• _Work to complete_: Would you please copy each line of the data in which the string "pick" occurs?

• _Task material_:

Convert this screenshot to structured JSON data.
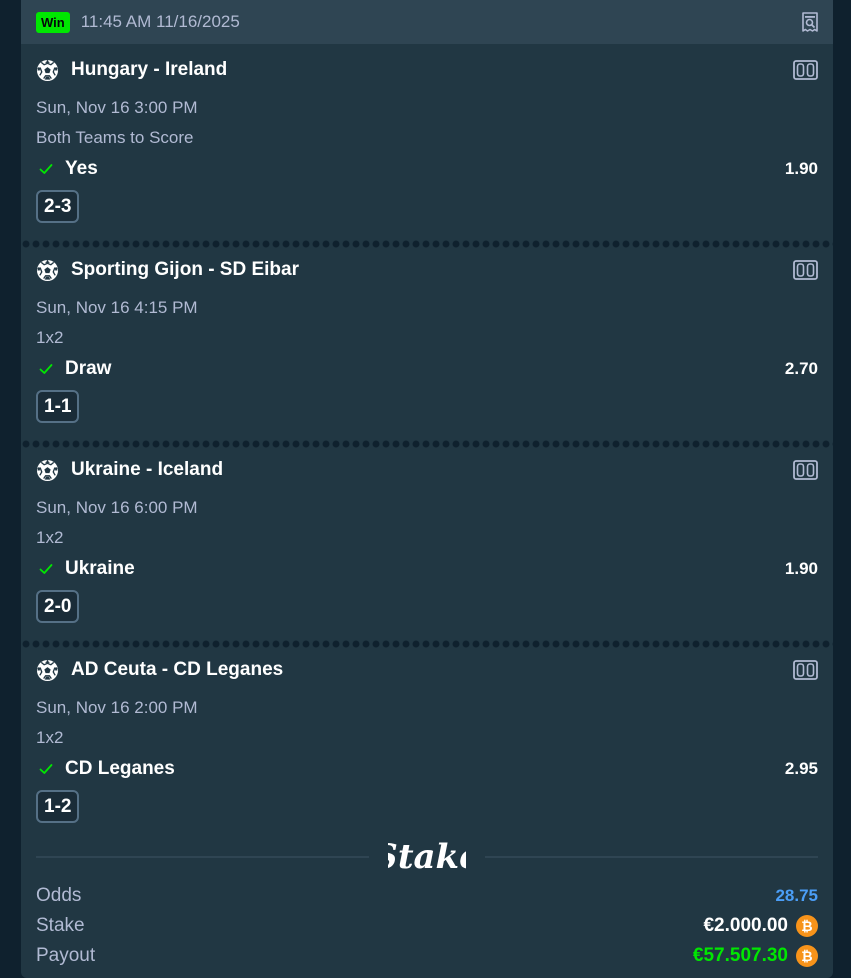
{
  "header": {
    "status_badge": "Win",
    "timestamp": "11:45 AM 11/16/2025",
    "icon": "receipt-search-icon"
  },
  "legs": [
    {
      "title": "Hungary - Ireland",
      "date": "Sun, Nov 16  3:00 PM",
      "market": "Both Teams to Score",
      "pick": "Yes",
      "odds": "1.90",
      "score": "2-3"
    },
    {
      "title": "Sporting Gijon - SD Eibar",
      "date": "Sun, Nov 16  4:15 PM",
      "market": "1x2",
      "pick": "Draw",
      "odds": "2.70",
      "score": "1-1"
    },
    {
      "title": "Ukraine - Iceland",
      "date": "Sun, Nov 16  6:00 PM",
      "market": "1x2",
      "pick": "Ukraine",
      "odds": "1.90",
      "score": "2-0"
    },
    {
      "title": "AD Ceuta - CD Leganes",
      "date": "Sun, Nov 16  2:00 PM",
      "market": "1x2",
      "pick": "CD Leganes",
      "odds": "2.95",
      "score": "1-2"
    }
  ],
  "summary": {
    "logo_text": "Stake",
    "odds_label": "Odds",
    "odds_value": "28.75",
    "stake_label": "Stake",
    "stake_value": "€2.000.00",
    "payout_label": "Payout",
    "payout_value": "€57.507.30"
  },
  "colors": {
    "win": "#00e701",
    "odds_accent": "#4b9ef7",
    "bitcoin": "#f7931a",
    "card": "#213743",
    "header": "#2f4553"
  }
}
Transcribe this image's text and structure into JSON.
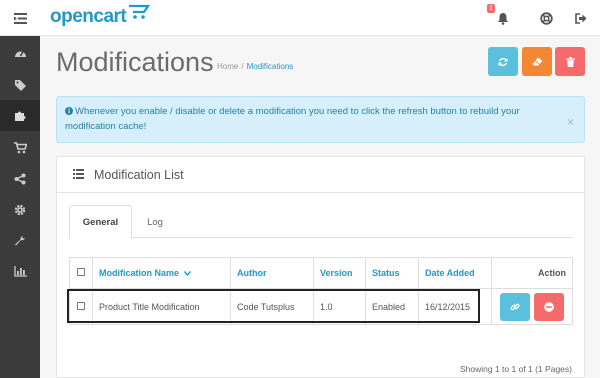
{
  "header": {
    "logo_text": "opencart",
    "notification_count": "1",
    "icons": [
      "menu-bars-icon",
      "bell-icon",
      "lifebuoy-icon",
      "sign-out-icon"
    ]
  },
  "sidebar": {
    "items": [
      {
        "icon": "dashboard-icon"
      },
      {
        "icon": "tags-icon"
      },
      {
        "icon": "puzzle-piece-icon",
        "active": true
      },
      {
        "icon": "shopping-cart-icon"
      },
      {
        "icon": "share-icon"
      },
      {
        "icon": "gear-icon"
      },
      {
        "icon": "wrench-icon"
      },
      {
        "icon": "bar-chart-icon"
      }
    ]
  },
  "page": {
    "title": "Modifications",
    "breadcrumb": [
      "Home",
      "Modifications"
    ],
    "buttons": {
      "refresh": {
        "icon": "refresh-icon",
        "color": "#5bc0de"
      },
      "clear": {
        "icon": "eraser-icon",
        "color": "#f38733"
      },
      "delete": {
        "icon": "trash-icon",
        "color": "#f56b6b"
      }
    }
  },
  "alert": {
    "icon": "info-circle-icon",
    "text": "Whenever you enable / disable or delete a modification you need to click the refresh button to rebuild your modification cache!",
    "close": "×"
  },
  "panel": {
    "title": "Modification List",
    "tabs": [
      "General",
      "Log"
    ],
    "active_tab": "General",
    "columns": {
      "name": "Modification Name",
      "author": "Author",
      "version": "Version",
      "status": "Status",
      "date_added": "Date Added",
      "action": "Action"
    },
    "sort_indicator": "chevron-down-icon",
    "rows": [
      {
        "name": "Product Title Modification",
        "author": "Code Tutsplus",
        "version": "1.0",
        "status": "Enabled",
        "date_added": "16/12/2015"
      }
    ],
    "pagination_text": "Showing 1 to 1 of 1 (1 Pages)"
  },
  "colors": {
    "accent": "#229ac8",
    "info": "#5bc0de",
    "warning": "#f38733",
    "danger": "#f56b6b",
    "sidebar": "#3b3b3b"
  }
}
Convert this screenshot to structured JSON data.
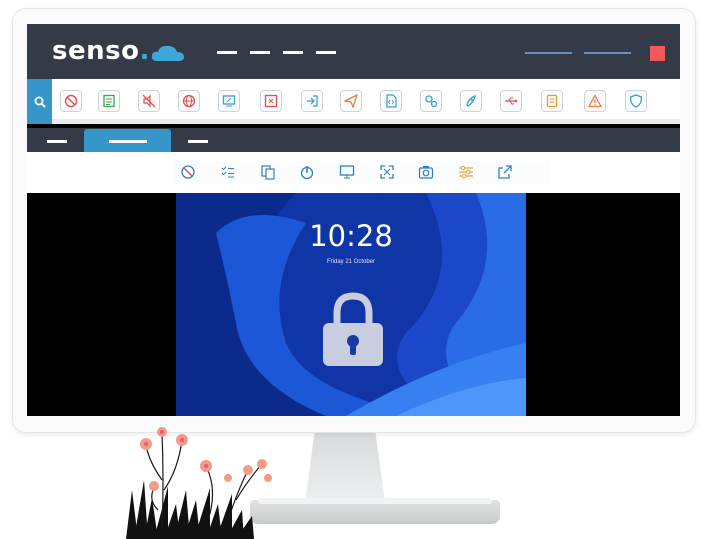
{
  "app": {
    "logo_text": "senso",
    "logo_dot": "."
  },
  "colors": {
    "header_bg": "#343a47",
    "accent_blue": "#3696c9",
    "close_red": "#f25a5a"
  },
  "toolbar": {
    "search_icon": "search-icon",
    "icons": [
      {
        "name": "block-icon",
        "color": "#e05252"
      },
      {
        "name": "checklist-icon",
        "color": "#3aa655"
      },
      {
        "name": "mute-icon",
        "color": "#e05252"
      },
      {
        "name": "globe-icon",
        "color": "#e05252"
      },
      {
        "name": "screen-share-icon",
        "color": "#3aa0c8"
      },
      {
        "name": "close-window-icon",
        "color": "#e05252"
      },
      {
        "name": "login-icon",
        "color": "#3aa0c8"
      },
      {
        "name": "send-icon",
        "color": "#e8803a"
      },
      {
        "name": "code-file-icon",
        "color": "#3aa0c8"
      },
      {
        "name": "settings-icon",
        "color": "#3aa0c8"
      },
      {
        "name": "rocket-icon",
        "color": "#3aa0c8"
      },
      {
        "name": "usb-icon",
        "color": "#e05252"
      },
      {
        "name": "document-icon",
        "color": "#e0a030"
      },
      {
        "name": "warning-icon",
        "color": "#e8803a"
      },
      {
        "name": "shield-icon",
        "color": "#3aa0c8"
      }
    ]
  },
  "actions": {
    "icons": [
      "disable-icon",
      "task-list-icon",
      "copy-icon",
      "power-icon",
      "monitor-icon",
      "fullscreen-icon",
      "camera-icon",
      "sliders-icon",
      "share-icon"
    ]
  },
  "lockscreen": {
    "time": "10:28",
    "date": "Friday 21 October"
  }
}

• _Expected answer_:
      "pick": "Yes",
      "pick": "Draw",
      "pick": "Ukraine",
      "pick": "CD Leganes",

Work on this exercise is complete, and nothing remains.